▸ **TASK GOAL**
Filter the entries for the string "name". Copy each line that has it.

== Segment start ==

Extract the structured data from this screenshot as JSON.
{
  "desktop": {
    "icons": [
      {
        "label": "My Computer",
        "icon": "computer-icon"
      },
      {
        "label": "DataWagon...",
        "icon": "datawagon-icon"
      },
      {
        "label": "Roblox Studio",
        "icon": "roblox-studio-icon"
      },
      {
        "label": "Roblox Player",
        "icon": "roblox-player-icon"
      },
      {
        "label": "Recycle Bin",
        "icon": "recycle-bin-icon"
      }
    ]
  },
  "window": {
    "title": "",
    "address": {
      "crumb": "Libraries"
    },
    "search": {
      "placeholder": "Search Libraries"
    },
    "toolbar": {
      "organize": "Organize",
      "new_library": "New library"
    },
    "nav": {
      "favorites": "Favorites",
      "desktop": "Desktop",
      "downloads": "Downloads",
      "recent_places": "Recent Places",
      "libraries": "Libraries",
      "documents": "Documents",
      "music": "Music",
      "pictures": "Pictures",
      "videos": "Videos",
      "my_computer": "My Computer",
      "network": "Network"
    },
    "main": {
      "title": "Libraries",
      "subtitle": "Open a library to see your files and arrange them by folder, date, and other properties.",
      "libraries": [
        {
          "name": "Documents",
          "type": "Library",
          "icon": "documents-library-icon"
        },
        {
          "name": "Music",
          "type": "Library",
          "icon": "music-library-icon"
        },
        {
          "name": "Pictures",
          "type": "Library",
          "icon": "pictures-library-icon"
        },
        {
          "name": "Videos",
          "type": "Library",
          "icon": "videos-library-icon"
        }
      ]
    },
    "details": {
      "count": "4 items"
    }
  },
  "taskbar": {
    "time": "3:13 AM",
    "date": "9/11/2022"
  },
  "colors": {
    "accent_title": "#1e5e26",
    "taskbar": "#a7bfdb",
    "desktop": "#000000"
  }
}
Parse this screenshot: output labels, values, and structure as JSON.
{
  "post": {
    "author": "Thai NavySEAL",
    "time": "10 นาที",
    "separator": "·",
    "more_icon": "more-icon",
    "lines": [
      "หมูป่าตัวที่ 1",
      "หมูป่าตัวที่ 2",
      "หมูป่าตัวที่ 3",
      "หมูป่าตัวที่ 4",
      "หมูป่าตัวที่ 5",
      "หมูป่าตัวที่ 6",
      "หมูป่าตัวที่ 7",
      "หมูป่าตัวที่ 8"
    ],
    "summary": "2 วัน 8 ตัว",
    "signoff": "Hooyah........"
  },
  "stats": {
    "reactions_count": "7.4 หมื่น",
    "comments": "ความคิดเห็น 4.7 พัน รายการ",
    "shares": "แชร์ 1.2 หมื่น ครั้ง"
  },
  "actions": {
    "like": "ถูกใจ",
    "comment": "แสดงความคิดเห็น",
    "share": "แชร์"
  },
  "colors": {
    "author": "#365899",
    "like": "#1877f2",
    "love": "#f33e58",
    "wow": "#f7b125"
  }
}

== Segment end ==

▸ **RESULT OF THE EXERCISE**
          "name": "Documents",
          "name": "Music",
          "name": "Pictures",
          "name": "Videos",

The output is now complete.